Swifties Are Divided Over Taylor’s New Lyrics On “Better Than Revenge”
The track has been marred in controversy for some time.
It’s a good day to be a Swiftie. On July 7, Taylor Swift dropped Speak Now (Taylor’s Version), a revamped version of her 2010 album. Fans, especially those who’ve latched onto months-long theories that Speak Now will be re-released, have embraced the record with open arms. However, there’s some fans who are a bit hesitant in welcoming the album, especially with its new small changes. Many listeners noticed the singer toned down an offensive line in her track “Better Than Revenge,” and they’re pretty divided on the switch.

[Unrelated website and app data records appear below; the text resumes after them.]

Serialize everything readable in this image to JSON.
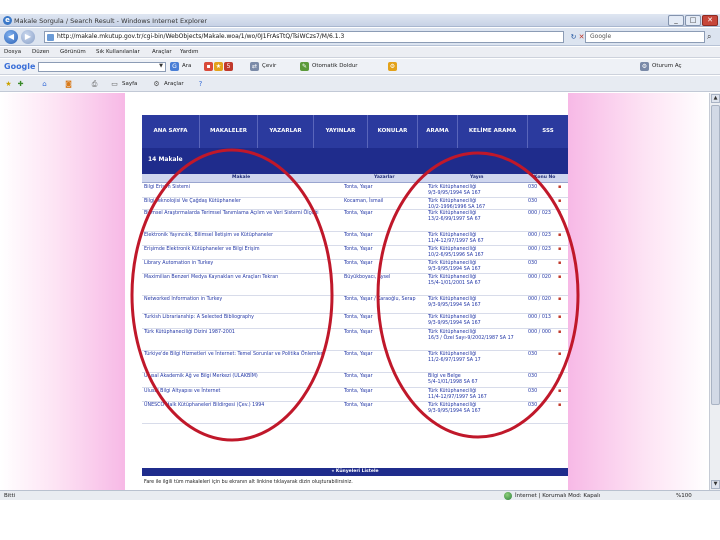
{
  "window": {
    "title": "Makale Sorgula / Search Result - Windows Internet Explorer",
    "btn_min": "_",
    "btn_max": "□",
    "btn_close": "✕"
  },
  "address": {
    "back": "◀",
    "forward": "▶",
    "url": "http://makale.mkutup.gov.tr/cgi-bin/WebObjects/Makale.woa/1/wo/0J1FrAsTtQ/TsiWCzs7/M/6.1.3",
    "refresh": "↻",
    "stop": "✕",
    "search_placeholder": "Google"
  },
  "menu": [
    "Dosya",
    "Düzen",
    "Görünüm",
    "Sık Kullanılanlar",
    "Araçlar",
    "Yardım"
  ],
  "google_toolbar": {
    "logo": "Google",
    "search_label": "Ara",
    "share_label": "Çevir",
    "autofill_label": "Otomatik Doldur",
    "signin_label": "Oturum Aç"
  },
  "fav_toolbar": {
    "page_label": "Sayfa",
    "tools_label": "Araçlar"
  },
  "nav": [
    "ANA SAYFA",
    "MAKALELER",
    "YAZARLAR",
    "YAYINLAR",
    "KONULAR",
    "ARAMA",
    "KELİME ARAMA",
    "SSS"
  ],
  "section_title": "14 Makale",
  "columns": {
    "title": "Makale",
    "author": "Yazarlar",
    "journal": "Yayın",
    "pages": "Konu No"
  },
  "rows": [
    {
      "title": "Bilgi Erişim Sistemi",
      "author": "Tonta, Yaşar",
      "journal": "Türk Kütüphaneciliği\n9/3-9/95/1994 SA 167",
      "pages": "030",
      "icon": "▪"
    },
    {
      "title": "Bilgi Teknolojisi Ve Çağdaş Kütüphaneler",
      "author": "Kocaman, İsmail",
      "journal": "Türk Kütüphaneciliği\n10/2-1996/1996 SA 167",
      "pages": "030",
      "icon": "▪"
    },
    {
      "title": "Bilimsel Araştırmalarda Terimsel Tanımlama Açılım ve Veri Sistemi Ölçeği",
      "author": "Tonta, Yaşar",
      "journal": "Türk Kütüphaneciliği\n13/2-6/99/1997 SA 67",
      "pages": "000 / 023",
      "icon": "▪"
    },
    {
      "title": "Elektronik Yayıncılık, Bilimsel İletişim ve Kütüphaneler",
      "author": "Tonta, Yaşar",
      "journal": "Türk Kütüphaneciliği\n11/4-12/97/1997 SA 67",
      "pages": "000 / 023",
      "icon": "▪"
    },
    {
      "title": "Erişimde Elektronik Kütüphaneler ve Bilgi Erişim",
      "author": "Tonta, Yaşar",
      "journal": "Türk Kütüphaneciliği\n10/2-6/95/1996 SA 167",
      "pages": "000 / 023",
      "icon": "▪"
    },
    {
      "title": "Library Automation in Turkey",
      "author": "Tonta, Yaşar",
      "journal": "Türk Kütüphaneciliği\n9/3-9/95/1994 SA 167",
      "pages": "030",
      "icon": "▪"
    },
    {
      "title": "Maximilian Benzeri Medya Kaynakları ve Araçları Tekrarı",
      "author": "Büyükboyacı, Aysel",
      "journal": "Türk Kütüphaneciliği\n15/4-1/01/2001 SA 67",
      "pages": "000 / 020",
      "icon": "▪"
    },
    {
      "title": "Networked Information in Turkey",
      "author": "Tonta, Yaşar / Karaoğlu, Serap",
      "journal": "Türk Kütüphaneciliği\n9/3-9/95/1994 SA 167",
      "pages": "000 / 020",
      "icon": "▪"
    },
    {
      "title": "Turkish Librarianship: A Selected Bibliography",
      "author": "Tonta, Yaşar",
      "journal": "Türk Kütüphaneciliği\n9/3-9/95/1994 SA 167",
      "pages": "000 / 013",
      "icon": "▪"
    },
    {
      "title": "Türk Kütüphaneciliği Dizini 1987-2001",
      "author": "Tonta, Yaşar",
      "journal": "Türk Kütüphaneciliği\n16/3 / Özel Sayı-9/2002/1987 SA 17",
      "pages": "000 / 000",
      "icon": "▪"
    },
    {
      "title": "Türkiye'de Bilgi Hizmetleri ve İnternet: Temel Sorunlar ve Politika Önlemleri",
      "author": "Tonta, Yaşar",
      "journal": "Türk Kütüphaneciliği\n11/2-6/97/1997 SA 17",
      "pages": "030",
      "icon": "▪"
    },
    {
      "title": "Ulusal Akademik Ağ ve Bilgi Merkezi (ULAKBİM)",
      "author": "Tonta, Yaşar",
      "journal": "Bilgi ve Belge\n5/4-1/01/1998 SA 67",
      "pages": "030",
      "icon": "▪"
    },
    {
      "title": "Ulusal Bilgi Altyapısı ve İnternet",
      "author": "Tonta, Yaşar",
      "journal": "Türk Kütüphaneciliği\n11/4-12/97/1997 SA 167",
      "pages": "030",
      "icon": "▪"
    },
    {
      "title": "ÜNESCO Halk Kütüphaneleri Bildirgesi (Çev.) 1994",
      "author": "Tonta, Yaşar",
      "journal": "Türk Kütüphaneciliği\n9/3-9/95/1994 SA 167",
      "pages": "030",
      "icon": "▪"
    }
  ],
  "footer_link": "« Künyeleri Listele",
  "note": "Fare ile ilgili tüm makaleleri için bu ekranın alt linkine tıklayarak dizin oluşturabilirsiniz.",
  "status": {
    "left": "Bitti",
    "zone": "İnternet | Korumalı Mod: Kapalı",
    "zoom": "%100"
  },
  "accent": {
    "nav": "#2b3a9e",
    "annotation": "#c0182a"
  }
}
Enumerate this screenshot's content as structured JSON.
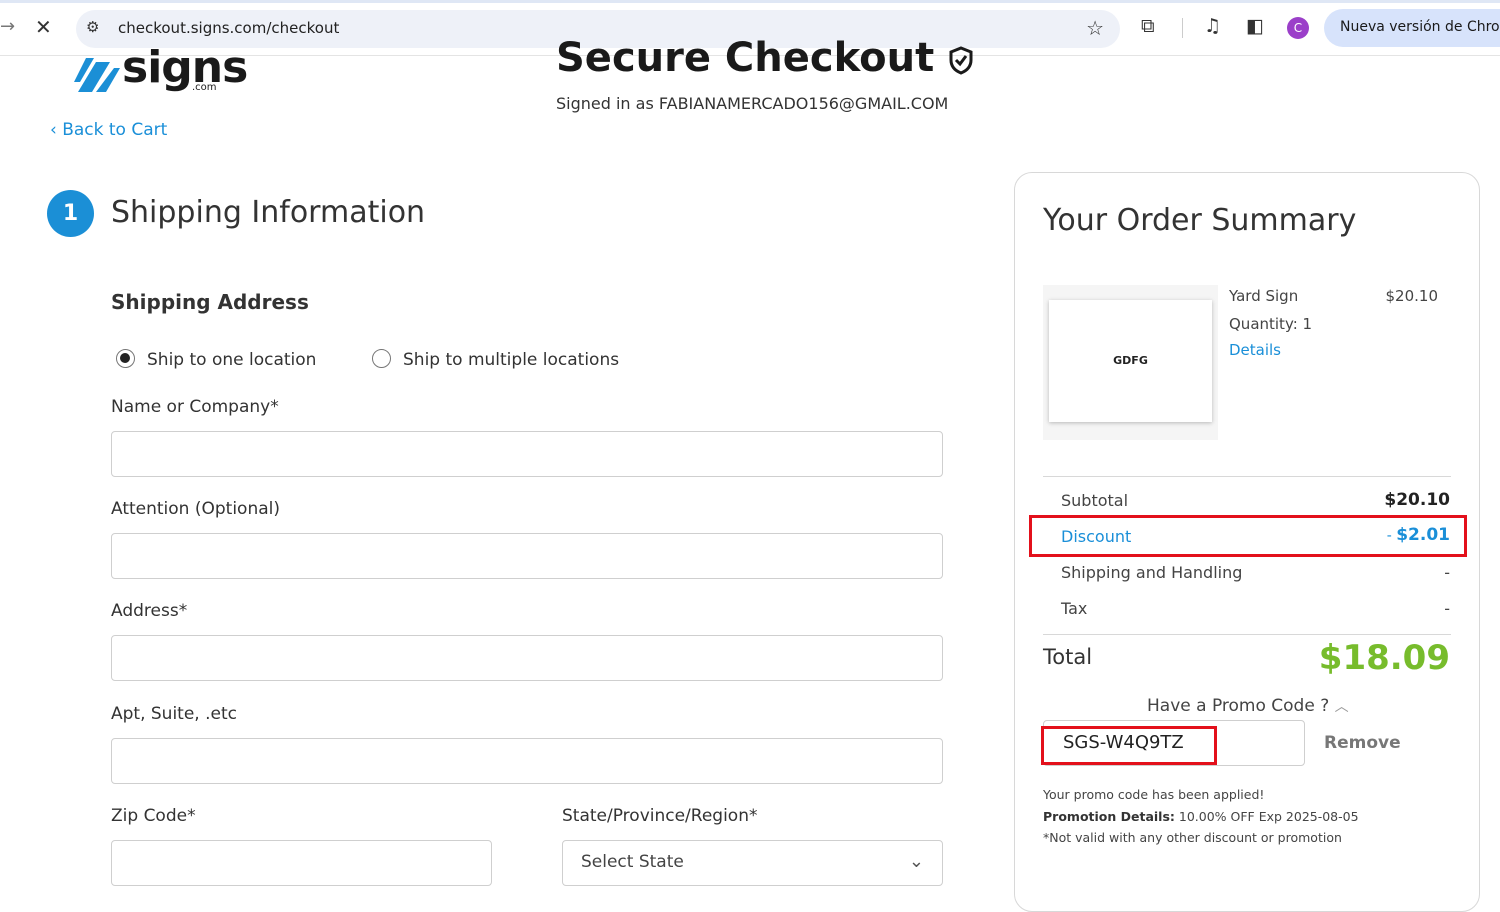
{
  "browser": {
    "url": "checkout.signs.com/checkout",
    "update_label": "Nueva versión de Chrome",
    "profile_initial": "C"
  },
  "page": {
    "logo_text": "signs",
    "logo_suffix": ".com",
    "title": "Secure Checkout",
    "signed_in": "Signed in as FABIANAMERCADO156@GMAIL.COM",
    "back_link": "Back to Cart"
  },
  "shipping": {
    "step_number": "1",
    "step_title": "Shipping Information",
    "section_title": "Shipping Address",
    "options": [
      {
        "label": "Ship to one location",
        "selected": true
      },
      {
        "label": "Ship to multiple locations",
        "selected": false
      }
    ],
    "fields": {
      "name": {
        "label": "Name or Company*",
        "value": ""
      },
      "attention": {
        "label": "Attention (Optional)",
        "value": ""
      },
      "address": {
        "label": "Address*",
        "value": ""
      },
      "apt": {
        "label": "Apt, Suite, .etc",
        "value": ""
      },
      "zip": {
        "label": "Zip Code*",
        "value": ""
      },
      "state": {
        "label": "State/Province/Region*",
        "value": "Select State"
      }
    }
  },
  "summary": {
    "title": "Your Order Summary",
    "item": {
      "name": "Yard Sign",
      "price": "$20.10",
      "quantity": "Quantity: 1",
      "details_link": "Details",
      "thumb_text": "GDFG"
    },
    "rows": {
      "subtotal": {
        "label": "Subtotal",
        "value": "$20.10"
      },
      "discount": {
        "label": "Discount",
        "value_prefix": "- ",
        "value": "$2.01"
      },
      "shipping": {
        "label": "Shipping and Handling",
        "value": "-"
      },
      "tax": {
        "label": "Tax",
        "value": "-"
      }
    },
    "total_label": "Total",
    "total_value": "$18.09",
    "promo_question": "Have a Promo Code ?",
    "promo_code": "SGS-W4Q9TZ",
    "remove_label": "Remove",
    "promo_applied": "Your promo code has been applied!",
    "promo_details_label": "Promotion Details:",
    "promo_details": " 10.00% OFF Exp 2025-08-05",
    "promo_note": "*Not valid with any other discount or promotion"
  },
  "colors": {
    "accent": "#1a8fd8",
    "total": "#77bc2c",
    "highlight": "#e3101b"
  }
}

Ever since its release, “Better Than Revenge” has always stirred the pot. In the original version, Swift bitingly sings about a former partner who left her for another woman. Due to the timeline of its release, fans speculated the track was a nod to her ex-boyfriend Joe Jonas and his then new girlfriend, Camilla Belle. That irked theme comes alive in the chorus, where she coos:
“She’s not a saint, and she’s not what you think / She’s an actress, whoa / She’s better known for the things that she does / On the mattress, whoa.”
This line stuck with listeners, as Belle is an actress. According to Cosmopolitan, the two met on the set of the Jonas Brothers’ “Love Bug” music video in 2008. In October of that same year, Joe ended his relationship with Swift (ahem, the infamous 27-second breakup phone call) and he reportedly began dating Belle that same month.
In the latest edition of “Better Than Revenge,” the latter lyrics were replaced to:
“He was a moth to the flame / She was holding the matches, whoa.”
In the years since the track’s release, both fans and music critics have lauded the verse as problematic and not politically correct. Swift later addressed the controversial line in a 2014 interview with The Guardian, seemingly noting she understood where the backlash came from.
“As a teenager, I didn’t understand that saying you’re a feminist is just saying that you hope women and men will have equal rights and equal opportunities,” Swift said at the time. “I was 18 when I wrote that. That’s the age you are when you think someone can actually take your boyfriend. Then you grow up and realize no one take someone from you if they don’t want to leave.”
That nearly nine-year acknowledgement paved way for the new lyrics to shine. However, it seems some Swifties wished that light would dim, and are split on if the track should’ve been updated.
IYDK, Paramore has revived performing their iconic track “Misery Business,” which totes a problematic line similar to Swift’s on “Better Than Revenge.” However, in recent years, Paramore’s lead vocalist Hayley Williams has addressed the controversy and intentionally skips over the line when singing live.
If Swift performs this updated version on her Eras Tour, fans might want to memorize the new lyrics.
While fans appreciate Swift’s effort, some believe the new lyrics feels clunky.
Speak Now (Taylor’s Version) is out now.